In Radiance, Catherynne M. Valente crafts a lush, detailed alternate history of Hollywood and a complex re-imagining of our solar system . . . and that’s just the beginning. Against that landscape, full of secrets, scandals and sci-fi awe, Valente weaves a tale of fathers and daughters, stories and truths, love and loss that is as much about the act of telling a story as it is about its characters.
Award-winning author Molly O’Keefe, writing as M. O’Keefe, steps into the world of erotic romance in Everything I Left Unsaid, the first in an edgy, steamy two-book romance between two people whose paths ordinarily wouldn’t intersect.
In the best of all possible worlds, every child has their own dragon, not to slay but to play with—evermore.
Sally M. Walker likes to connect young readers with history. In her new picture book, Winnie, she does just that, telling the little-known story of the real bear who inspired A.A. Milne’s legendary children’s book character, Winnie-the-Pooh.
Thanks to a smart-alecky student who sat in the back row of her classroom, Sharon M. Draper went from teacher to award-winning writer.
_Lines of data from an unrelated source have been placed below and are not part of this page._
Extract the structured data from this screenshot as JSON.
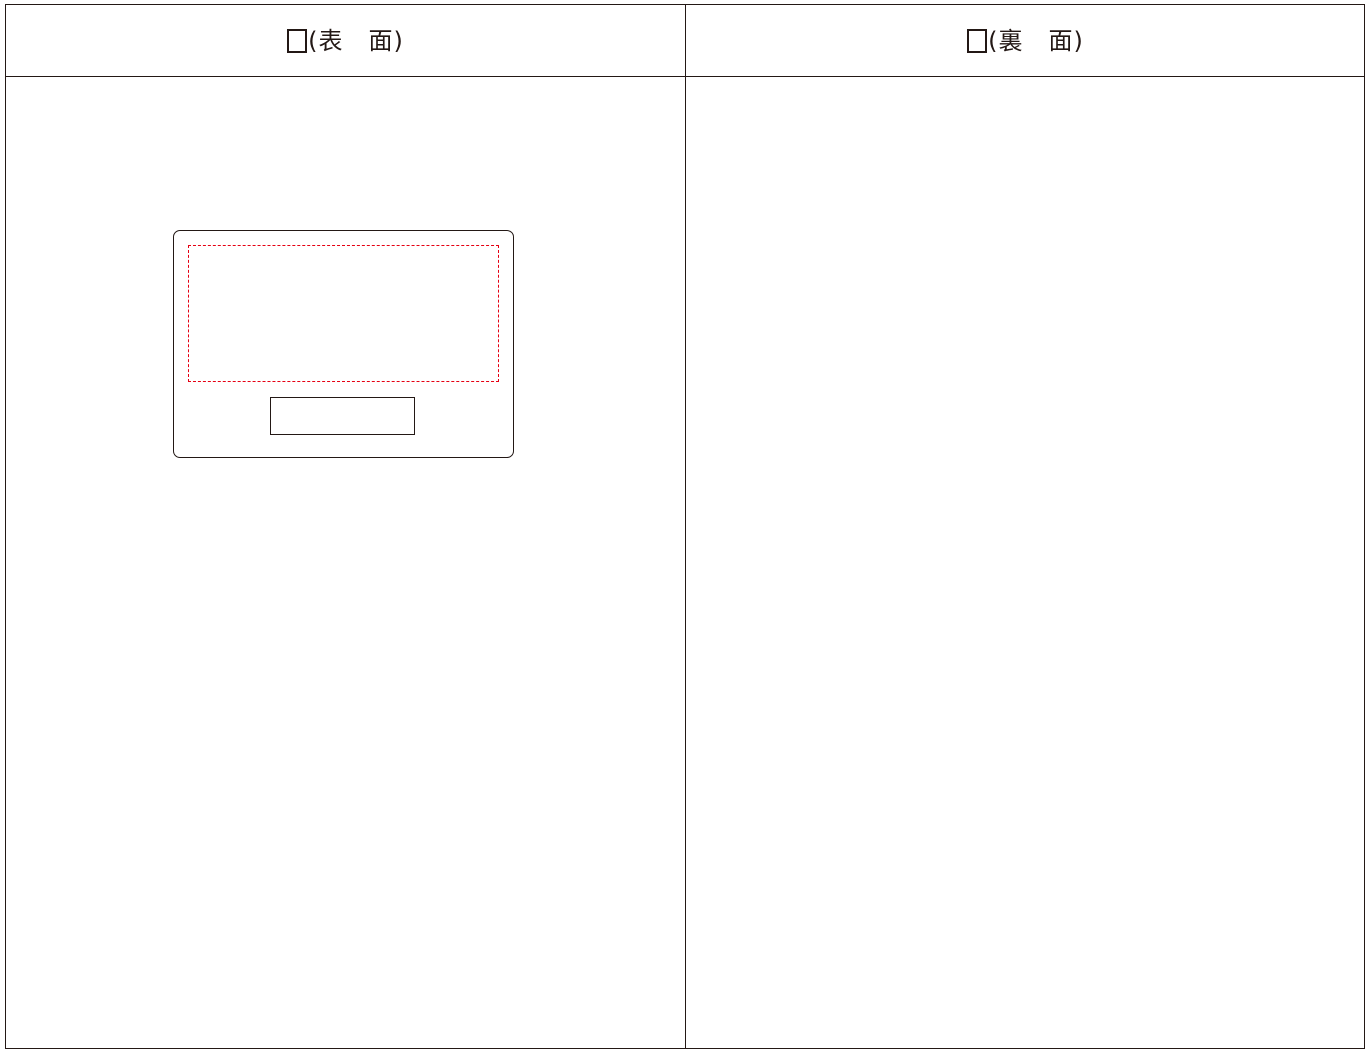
{
  "header": {
    "front": {
      "checkbox_icon": "empty-checkbox",
      "label": "(表　面)"
    },
    "back": {
      "checkbox_icon": "empty-checkbox",
      "label": "(裏　面)"
    }
  },
  "colors": {
    "line": "#231815",
    "dashed_area": "#e60012"
  }
}
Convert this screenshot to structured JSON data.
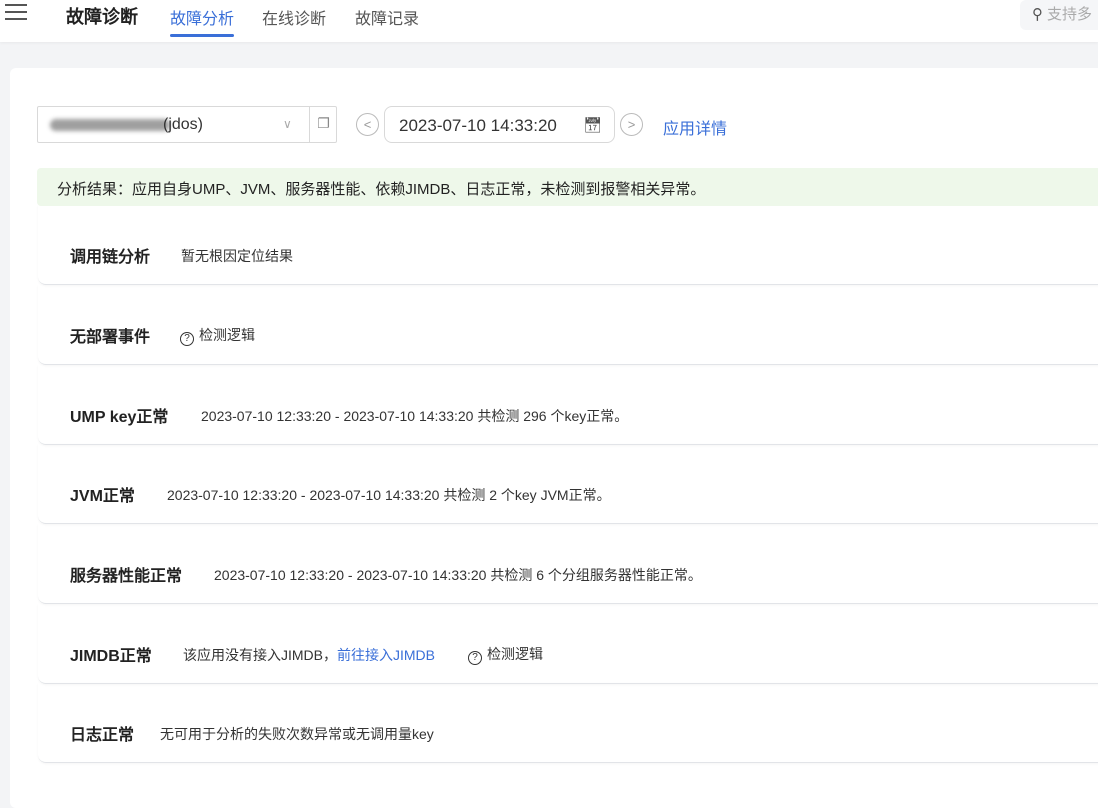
{
  "header": {
    "brand": "故障诊断",
    "tabs": [
      "故障分析",
      "在线诊断",
      "故障记录"
    ],
    "active_tab": 0,
    "search_placeholder": "支持多"
  },
  "toolbar": {
    "app_select_suffix": "(jdos)",
    "datetime": "2023-07-10 14:33:20",
    "app_details": "应用详情"
  },
  "result": "分析结果：应用自身UMP、JVM、服务器性能、依赖JIMDB、日志正常，未检测到报警相关异常。",
  "rows": [
    {
      "title": "调用链分析",
      "desc": "暂无根因定位结果"
    },
    {
      "title": "无部署事件",
      "logic": "检测逻辑"
    },
    {
      "title": "UMP key正常",
      "desc": "2023-07-10 12:33:20 - 2023-07-10 14:33:20 共检测 296 个key正常。"
    },
    {
      "title": "JVM正常",
      "desc": "2023-07-10 12:33:20 - 2023-07-10 14:33:20 共检测 2 个key JVM正常。"
    },
    {
      "title": "服务器性能正常",
      "desc": "2023-07-10 12:33:20 - 2023-07-10 14:33:20 共检测 6 个分组服务器性能正常。"
    },
    {
      "title": "JIMDB正常",
      "desc": "该应用没有接入JIMDB，",
      "link": "前往接入JIMDB",
      "logic": "检测逻辑"
    },
    {
      "title": "日志正常",
      "desc": "无可用于分析的失败次数异常或无调用量key"
    }
  ]
}
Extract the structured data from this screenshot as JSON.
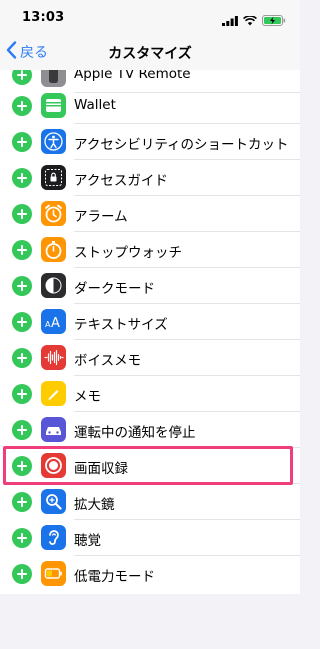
{
  "status": {
    "time": "13:03"
  },
  "nav": {
    "back_label": "戻る",
    "title": "カスタマイズ"
  },
  "items": [
    {
      "label": "Apple TV Remote",
      "icon": "apple-tv-remote-icon"
    },
    {
      "label": "Wallet",
      "icon": "wallet-icon"
    },
    {
      "label": "アクセシビリティのショートカット",
      "icon": "accessibility-icon"
    },
    {
      "label": "アクセスガイド",
      "icon": "guided-access-icon"
    },
    {
      "label": "アラーム",
      "icon": "alarm-icon"
    },
    {
      "label": "ストップウォッチ",
      "icon": "stopwatch-icon"
    },
    {
      "label": "ダークモード",
      "icon": "dark-mode-icon"
    },
    {
      "label": "テキストサイズ",
      "icon": "text-size-icon"
    },
    {
      "label": "ボイスメモ",
      "icon": "voice-memos-icon"
    },
    {
      "label": "メモ",
      "icon": "notes-icon"
    },
    {
      "label": "運転中の通知を停止",
      "icon": "do-not-disturb-driving-icon"
    },
    {
      "label": "画面収録",
      "icon": "screen-recording-icon"
    },
    {
      "label": "拡大鏡",
      "icon": "magnifier-icon"
    },
    {
      "label": "聴覚",
      "icon": "hearing-icon"
    },
    {
      "label": "低電力モード",
      "icon": "low-power-mode-icon"
    }
  ],
  "colors": {
    "accent": "#2f7df6",
    "add": "#34c759",
    "highlight": "#ef3e7b"
  }
}
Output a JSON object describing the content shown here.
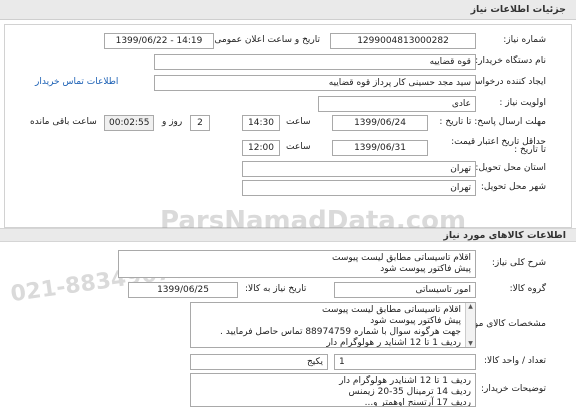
{
  "header": {
    "title": "جزئیات اطلاعات نیاز"
  },
  "fields": {
    "need_number_label": "شماره نیاز:",
    "need_number": "1299004813000282",
    "announce_label": "تاریخ و ساعت اعلان عمومی:",
    "announce_value": "1399/06/22 - 14:19",
    "buyer_label": "نام دستگاه خریدار:",
    "buyer": "قوه قضاییه",
    "requester_label": "ایجاد کننده درخواست:",
    "requester": "سید مجد حسینی کار پرداز  قوه قضاییه",
    "contact_link": "اطلاعات تماس خریدار",
    "priority_label": "اولویت نیاز :",
    "priority": "عادی",
    "reply_deadline_label": "مهلت ارسال پاسخ: تا تاریخ :",
    "reply_date": "1399/06/24",
    "time_label": "ساعت",
    "reply_time": "14:30",
    "days": "2",
    "day_label": "روز و",
    "remaining": "00:02:55",
    "remaining_label": "ساعت باقی مانده",
    "validity_label": "حداقل تاریخ اعتبار قیمت:",
    "validity_to_label": "تا تاریخ :",
    "validity_date": "1399/06/31",
    "validity_time": "12:00",
    "province_label": "استان محل تحویل:",
    "province": "تهران",
    "city_label": "شهر محل تحویل:",
    "city": "تهران"
  },
  "goods": {
    "section_title": "اطلاعات کالاهای مورد نیاز",
    "summary_label": "شرح کلی نیاز:",
    "summary_lines": [
      "اقلام تاسیساتی مطابق لیست پیوست",
      "پیش فاکتور پیوست شود"
    ],
    "group_label": "گروه کالا:",
    "group_value": "امور تاسیساتی",
    "need_date_label": "تاریخ نیاز به کالا:",
    "need_date": "1399/06/25",
    "spec_label": "مشخصات کالای مورد نیاز:",
    "spec_lines": [
      "اقلام تاسیساتی مطابق لیست پیوست",
      "پیش فاکتور پیوست شود",
      "جهت هرگونه سوال با شماره 88974759 تماس حاصل فرمایید .",
      "ردیف 1 تا 12 اشناید ر هولوگرام دار"
    ],
    "qty_label": "تعداد / واحد کالا:",
    "qty": "1",
    "unit": "یکیج",
    "notes_label": "توضیحات خریدار:",
    "notes_lines": [
      "ردیف 1 تا 12 اشنایدر هولوگرام دار",
      "ردیف 14 ترمینال 35-20 زیمنس",
      "ردیف 17 آرتسنج اوهمتر و..."
    ]
  },
  "watermark": {
    "text": "ParsNamadData.com",
    "phone": "021-88349670"
  }
}
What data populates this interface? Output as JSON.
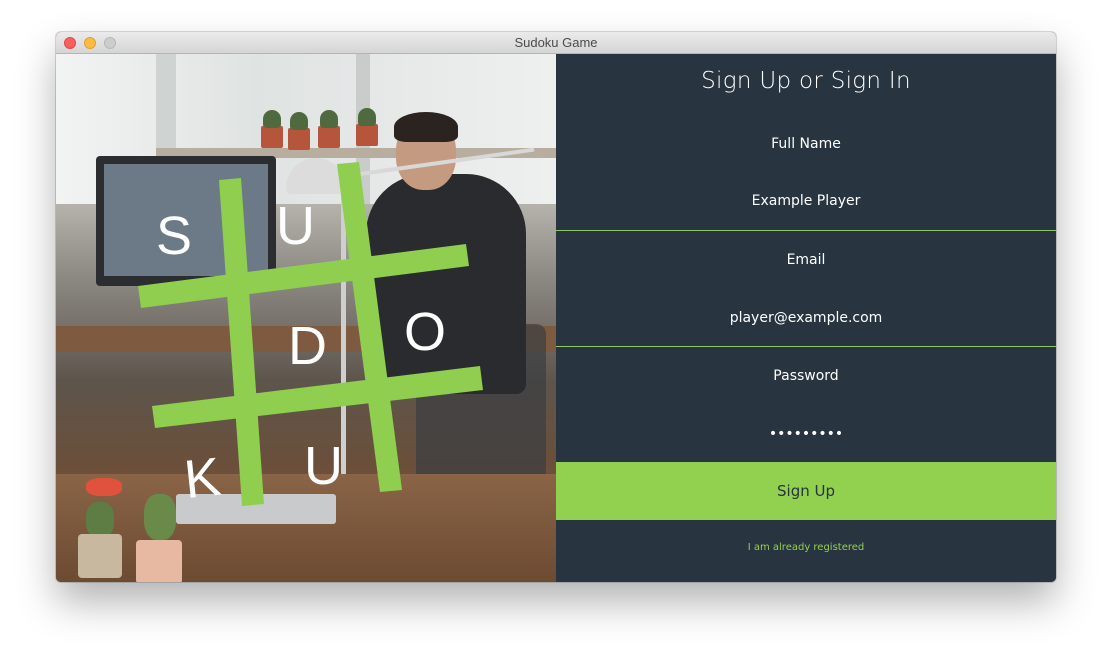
{
  "window": {
    "title": "Sudoku Game"
  },
  "logo": {
    "letters": [
      "S",
      "U",
      "D",
      "O",
      "K",
      "U"
    ],
    "grid_color": "#8fce4f"
  },
  "form": {
    "title": "Sign Up or Sign In",
    "full_name": {
      "label": "Full Name",
      "value": "Example Player"
    },
    "email": {
      "label": "Email",
      "value": "player@example.com"
    },
    "password": {
      "label": "Password",
      "value": "•••••••••"
    },
    "submit_label": "Sign Up",
    "registered_link": "I am already registered"
  },
  "colors": {
    "panel_bg": "#28343f",
    "accent": "#92d050",
    "text": "#ffffff"
  }
}
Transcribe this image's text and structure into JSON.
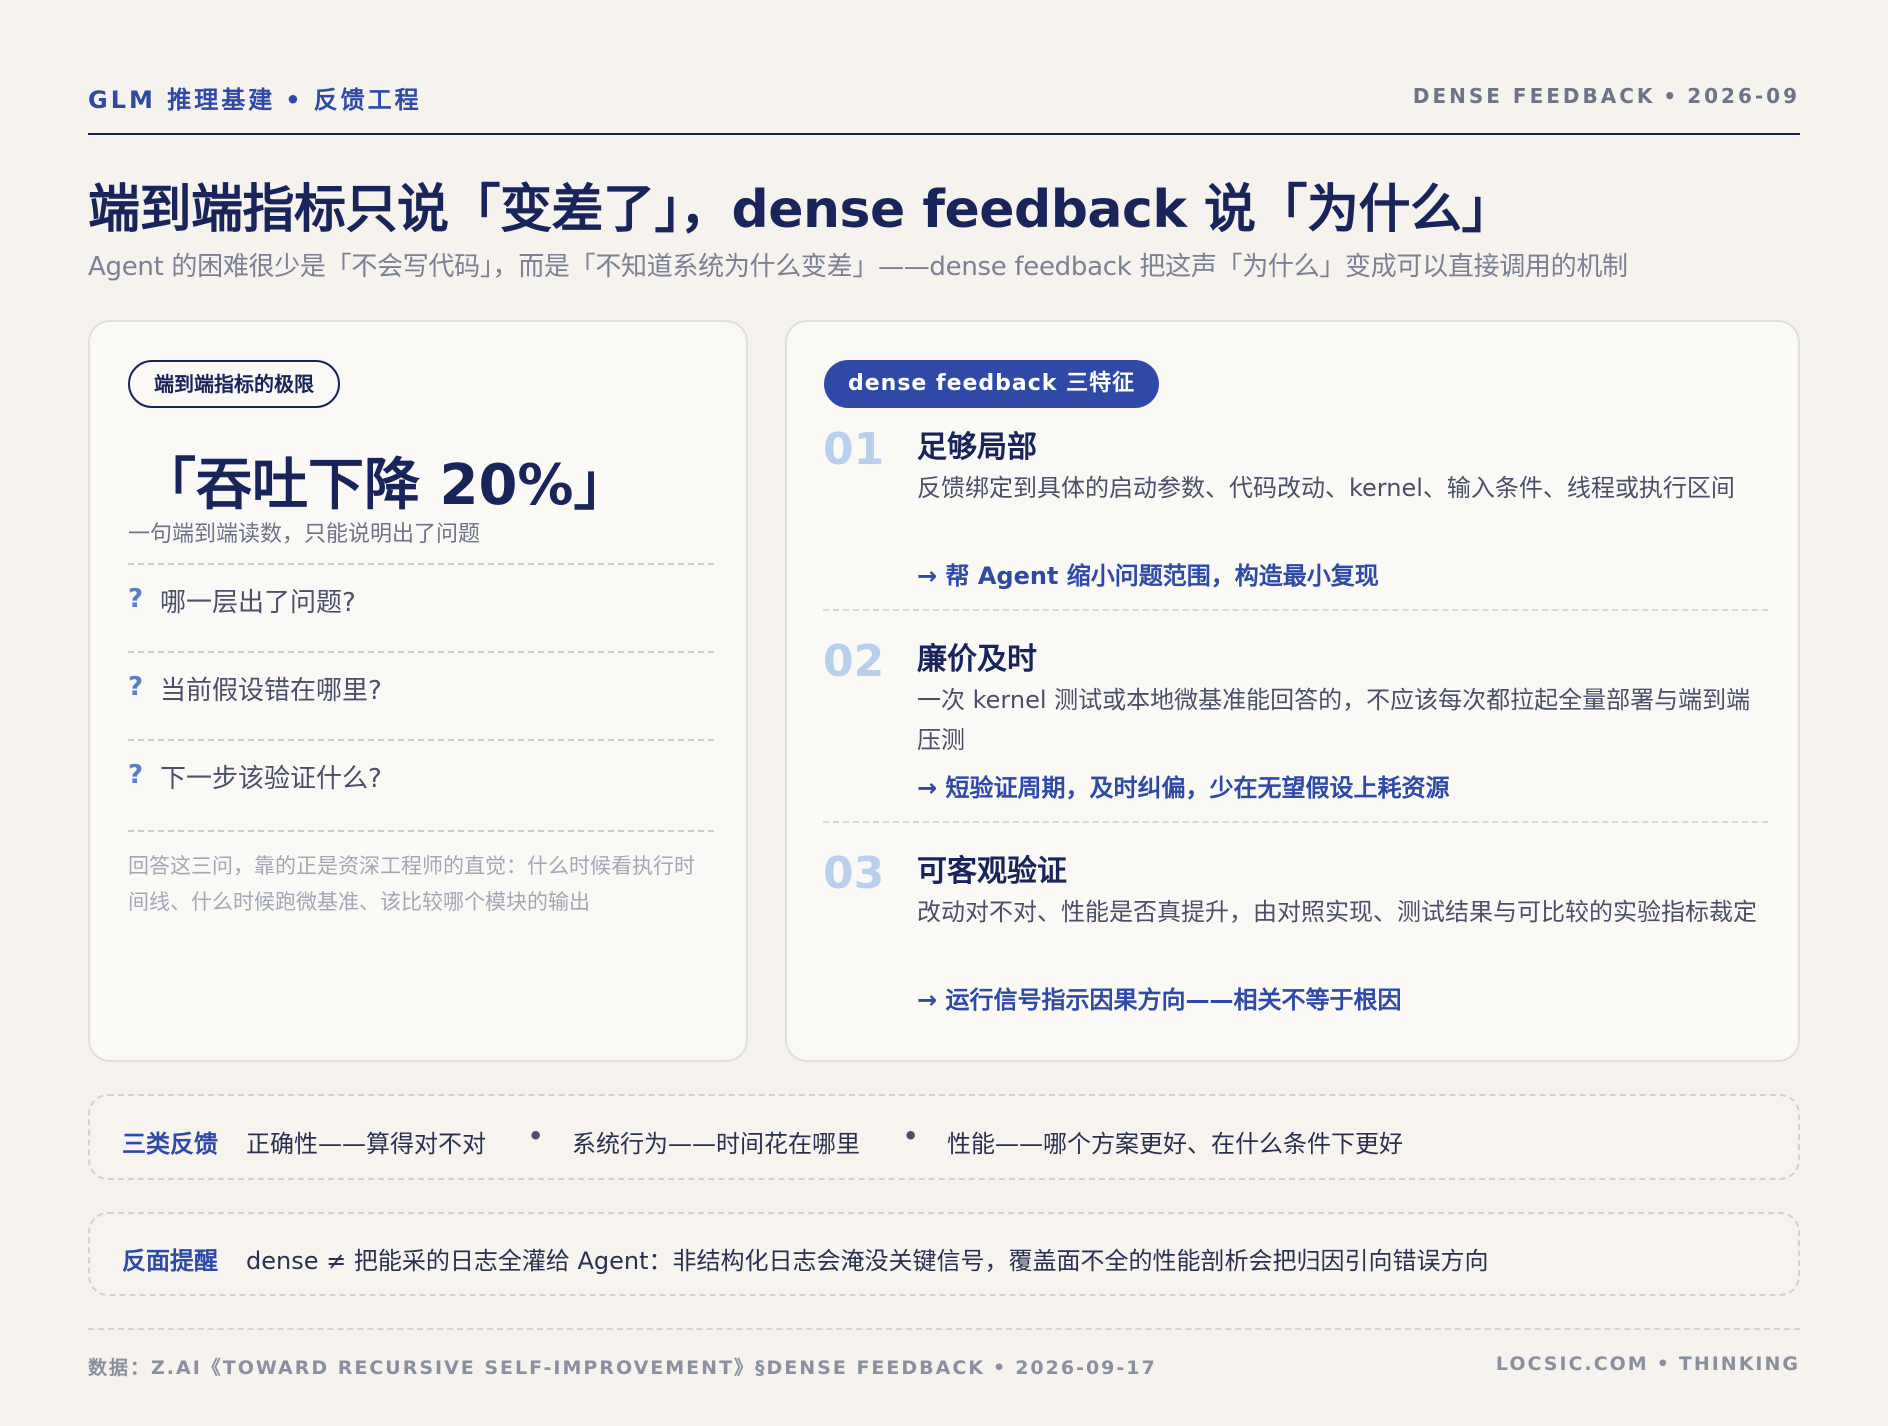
{
  "header": {
    "brand_left": "GLM 推理基建",
    "brand_right": "反馈工程",
    "edition_left": "DENSE FEEDBACK",
    "edition_right": "2026-09"
  },
  "title": "端到端指标只说「变差了」，dense feedback 说「为什么」",
  "subtitle": "Agent 的困难很少是「不会写代码」，而是「不知道系统为什么变差」——dense feedback 把这声「为什么」变成可以直接调用的机制",
  "left_card": {
    "pill": "端到端指标的极限",
    "big_quote": "「吞吐下降 20%」",
    "quote_note": "一句端到端读数，只能说明出了问题",
    "question_mark": "?",
    "questions": [
      "哪一层出了问题?",
      "当前假设错在哪里?",
      "下一步该验证什么?"
    ],
    "note": "回答这三问，靠的正是资深工程师的直觉：什么时候看执行时间线、什么时候跑微基准、该比较哪个模块的输出"
  },
  "right_card": {
    "pill": "dense feedback 三特征",
    "features": [
      {
        "num": "01",
        "title": "足够局部",
        "desc": "反馈绑定到具体的启动参数、代码改动、kernel、输入条件、线程或执行区间",
        "takeaway": "→ 帮 Agent 缩小问题范围，构造最小复现"
      },
      {
        "num": "02",
        "title": "廉价及时",
        "desc": "一次 kernel 测试或本地微基准能回答的，不应该每次都拉起全量部署与端到端压测",
        "takeaway": "→ 短验证周期，及时纠偏，少在无望假设上耗资源"
      },
      {
        "num": "03",
        "title": "可客观验证",
        "desc": "改动对不对、性能是否真提升，由对照实现、测试结果与可比较的实验指标裁定",
        "takeaway": "→ 运行信号指示因果方向——相关不等于根因"
      }
    ]
  },
  "banner_types": {
    "label": "三类反馈",
    "items": [
      "正确性——算得对不对",
      "系统行为——时间花在哪里",
      "性能——哪个方案更好、在什么条件下更好"
    ],
    "separator": "•"
  },
  "banner_warning": {
    "label": "反面提醒",
    "text": "dense ≠ 把能采的日志全灌给 Agent：非结构化日志会淹没关键信号，覆盖面不全的性能剖析会把归因引向错误方向"
  },
  "footer": {
    "source": "数据：Z.AI《TOWARD RECURSIVE SELF-IMPROVEMENT》§DENSE FEEDBACK",
    "date": "2026-09-17",
    "site": "LOCSIC.COM",
    "section": "THINKING"
  }
}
Of course, there were other factors: a lifelong love of reading, plus years of hard work and outstanding scholarship, for starters.
Without question, Tolkien set the standard for worldbuilding. Readers of epic fantasy aren’t content with a few generations of kings mentioned in some measly footnotes; they want a world so vast and detailed that it could be real. With Tolkien’s template in mind, George R.R. Martin addresses fans’ demands for a truly epic history.
Most people don’t think much about homonyms or prime numbers. But most people aren’t 12-year-old Rose Howard, whose every waking moment is spent thinking about just those things. So it’s especially good luck that both her name (Rose/rows) and her dog’s (Rain/reign) are homonyms.
In our media-saturated Age of Celebrity, it can be hard to fathom that there was once a time when people were not famous merely for being famous. While today we think of Oscar Wilde as an eminent playwright and novelist, he was one of the first self-made public figures, who crafted his persona and gained widespread renown long before he had done anything of much note. An early impetus behind his fame was a lecture tour he made to the United States in 1882, when he was only 27 years old and the author of one tepidly reviewed, self-published volume of verse.
Fire Shut Up in My Bones is a stunning coming-of-age story that tracks New York Times columnist Charles M. Blow’s rise from a poverty-stricken childhood in Louisiana to the respected journalist he is today. An introspective and poetic memoir about race, masculinity and sexuality, it also reckons with the impact of childhood sexual abuse on the core of his identity.